A Man under Her Bed. | Had a High Old Time.

A Triangular Fight.

A Triangular Fight

Three pretty women of Cincinnati, Ohio, have a scrapping match in “The Abbey” with no serious results. [more]

“The Abbey,” on Spring Grove Avenue, Cincinnati, O., was the scene of a pretty little fight on night recently, between three well-known women named Gertie Roberts, a McFarland street landlady; May St. Clair and Bessie Anderson. The tree women were under the influence of liquor and it was not long before they began to fight among themselves. Bessie called May a hard name and in return was biffed in the eye and knocked down. At this point Gertie Roberts sailed in and went for May and received a good thumping for her trouble. After the women had been separated it was found that Bessie’s eyes were the color of shoe-blacking, and that Gertie’s nose had gone around to attend a tea party with her back hair, while the victorious May was all right.
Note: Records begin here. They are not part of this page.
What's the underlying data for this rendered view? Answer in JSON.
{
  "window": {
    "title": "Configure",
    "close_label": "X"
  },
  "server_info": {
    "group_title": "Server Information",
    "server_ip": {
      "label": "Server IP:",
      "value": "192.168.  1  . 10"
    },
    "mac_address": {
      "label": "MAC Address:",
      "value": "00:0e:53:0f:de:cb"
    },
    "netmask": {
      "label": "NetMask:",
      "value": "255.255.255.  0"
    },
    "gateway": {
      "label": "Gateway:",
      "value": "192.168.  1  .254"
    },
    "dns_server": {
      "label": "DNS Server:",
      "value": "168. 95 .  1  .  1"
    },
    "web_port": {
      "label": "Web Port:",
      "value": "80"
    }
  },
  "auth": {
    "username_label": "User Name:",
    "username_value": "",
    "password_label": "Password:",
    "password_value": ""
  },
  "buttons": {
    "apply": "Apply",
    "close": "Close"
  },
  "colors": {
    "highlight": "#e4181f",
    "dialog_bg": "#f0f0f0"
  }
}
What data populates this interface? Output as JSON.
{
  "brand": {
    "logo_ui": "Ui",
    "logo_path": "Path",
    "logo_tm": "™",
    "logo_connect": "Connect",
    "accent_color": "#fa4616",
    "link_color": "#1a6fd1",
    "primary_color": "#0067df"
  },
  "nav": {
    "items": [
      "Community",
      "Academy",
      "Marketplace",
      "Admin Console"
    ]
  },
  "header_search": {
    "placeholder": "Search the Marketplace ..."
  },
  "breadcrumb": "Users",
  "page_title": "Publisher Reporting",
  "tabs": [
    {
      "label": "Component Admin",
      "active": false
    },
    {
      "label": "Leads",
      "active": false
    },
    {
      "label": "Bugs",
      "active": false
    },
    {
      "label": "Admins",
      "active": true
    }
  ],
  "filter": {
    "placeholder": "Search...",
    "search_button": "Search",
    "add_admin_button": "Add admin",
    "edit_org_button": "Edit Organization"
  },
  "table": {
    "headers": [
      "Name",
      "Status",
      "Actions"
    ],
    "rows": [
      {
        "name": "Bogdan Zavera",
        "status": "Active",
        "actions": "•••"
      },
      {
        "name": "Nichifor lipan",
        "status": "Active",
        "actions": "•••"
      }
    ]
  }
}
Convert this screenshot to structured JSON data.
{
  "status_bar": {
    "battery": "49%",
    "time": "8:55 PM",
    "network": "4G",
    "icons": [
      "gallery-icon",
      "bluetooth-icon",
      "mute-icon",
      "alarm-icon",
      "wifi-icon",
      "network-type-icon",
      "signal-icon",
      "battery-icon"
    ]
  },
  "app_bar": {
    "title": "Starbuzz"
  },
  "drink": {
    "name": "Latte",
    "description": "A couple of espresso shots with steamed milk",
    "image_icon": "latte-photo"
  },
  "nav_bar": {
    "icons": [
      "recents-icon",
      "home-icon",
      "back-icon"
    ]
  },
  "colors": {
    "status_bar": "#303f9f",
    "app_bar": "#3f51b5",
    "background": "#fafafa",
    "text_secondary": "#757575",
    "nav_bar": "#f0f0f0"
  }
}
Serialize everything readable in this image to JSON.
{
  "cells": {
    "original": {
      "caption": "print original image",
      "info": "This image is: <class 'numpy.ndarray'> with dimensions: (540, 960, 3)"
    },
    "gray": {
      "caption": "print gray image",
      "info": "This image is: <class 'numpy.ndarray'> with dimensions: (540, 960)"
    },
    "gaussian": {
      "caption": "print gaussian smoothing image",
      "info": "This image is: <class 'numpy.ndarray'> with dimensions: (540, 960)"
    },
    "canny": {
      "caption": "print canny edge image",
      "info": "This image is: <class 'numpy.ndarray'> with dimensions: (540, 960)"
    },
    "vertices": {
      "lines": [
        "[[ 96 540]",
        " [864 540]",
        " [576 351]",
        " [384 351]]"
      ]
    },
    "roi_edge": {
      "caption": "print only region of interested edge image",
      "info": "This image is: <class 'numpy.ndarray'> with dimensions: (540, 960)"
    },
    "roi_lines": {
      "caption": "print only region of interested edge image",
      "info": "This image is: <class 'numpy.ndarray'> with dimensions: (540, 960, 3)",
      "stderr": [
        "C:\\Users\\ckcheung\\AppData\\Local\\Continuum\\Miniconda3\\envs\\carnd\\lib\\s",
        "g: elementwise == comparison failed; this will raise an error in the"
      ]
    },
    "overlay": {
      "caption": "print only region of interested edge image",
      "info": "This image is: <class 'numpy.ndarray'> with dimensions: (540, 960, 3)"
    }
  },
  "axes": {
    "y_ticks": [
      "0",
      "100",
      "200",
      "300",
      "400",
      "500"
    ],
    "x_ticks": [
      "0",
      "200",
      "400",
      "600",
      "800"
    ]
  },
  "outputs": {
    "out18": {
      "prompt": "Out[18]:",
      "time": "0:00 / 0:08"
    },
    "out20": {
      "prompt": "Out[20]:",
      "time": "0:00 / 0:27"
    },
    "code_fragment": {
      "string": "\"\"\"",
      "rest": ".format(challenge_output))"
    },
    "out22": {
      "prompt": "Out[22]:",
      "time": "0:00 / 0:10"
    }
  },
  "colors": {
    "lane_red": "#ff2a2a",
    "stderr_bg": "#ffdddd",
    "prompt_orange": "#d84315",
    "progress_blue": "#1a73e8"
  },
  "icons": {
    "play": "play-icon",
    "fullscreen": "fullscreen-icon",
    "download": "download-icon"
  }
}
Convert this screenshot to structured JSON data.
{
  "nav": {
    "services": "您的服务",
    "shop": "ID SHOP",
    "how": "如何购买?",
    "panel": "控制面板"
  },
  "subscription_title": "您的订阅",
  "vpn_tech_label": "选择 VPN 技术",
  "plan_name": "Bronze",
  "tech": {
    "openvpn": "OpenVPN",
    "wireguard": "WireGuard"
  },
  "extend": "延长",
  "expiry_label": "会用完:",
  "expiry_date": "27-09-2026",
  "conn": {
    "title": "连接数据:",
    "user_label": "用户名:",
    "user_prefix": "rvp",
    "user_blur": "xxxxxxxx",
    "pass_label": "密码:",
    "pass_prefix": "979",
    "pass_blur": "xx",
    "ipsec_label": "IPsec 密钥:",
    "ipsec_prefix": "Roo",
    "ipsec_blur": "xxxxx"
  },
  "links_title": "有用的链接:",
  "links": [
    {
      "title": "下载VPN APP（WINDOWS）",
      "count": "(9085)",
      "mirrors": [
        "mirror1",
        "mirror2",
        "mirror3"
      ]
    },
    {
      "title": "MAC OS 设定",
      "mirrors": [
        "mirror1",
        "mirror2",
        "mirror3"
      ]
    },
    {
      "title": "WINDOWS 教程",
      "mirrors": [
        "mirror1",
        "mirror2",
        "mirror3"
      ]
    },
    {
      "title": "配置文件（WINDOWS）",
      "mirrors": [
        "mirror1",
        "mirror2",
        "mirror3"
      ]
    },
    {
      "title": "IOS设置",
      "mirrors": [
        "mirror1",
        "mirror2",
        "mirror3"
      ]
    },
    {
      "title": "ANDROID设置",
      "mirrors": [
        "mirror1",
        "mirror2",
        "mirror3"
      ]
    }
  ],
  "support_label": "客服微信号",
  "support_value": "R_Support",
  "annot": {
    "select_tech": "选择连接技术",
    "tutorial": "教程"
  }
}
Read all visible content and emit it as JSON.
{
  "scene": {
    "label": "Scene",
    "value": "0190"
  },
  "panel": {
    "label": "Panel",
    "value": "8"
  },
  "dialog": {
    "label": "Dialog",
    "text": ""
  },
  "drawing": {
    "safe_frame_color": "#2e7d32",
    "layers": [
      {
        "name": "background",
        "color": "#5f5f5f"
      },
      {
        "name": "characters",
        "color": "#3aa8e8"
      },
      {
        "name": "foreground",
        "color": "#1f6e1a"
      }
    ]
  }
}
All are now said to be training for the ring.


Reprinted from National Police Gazette, September 28, 1889.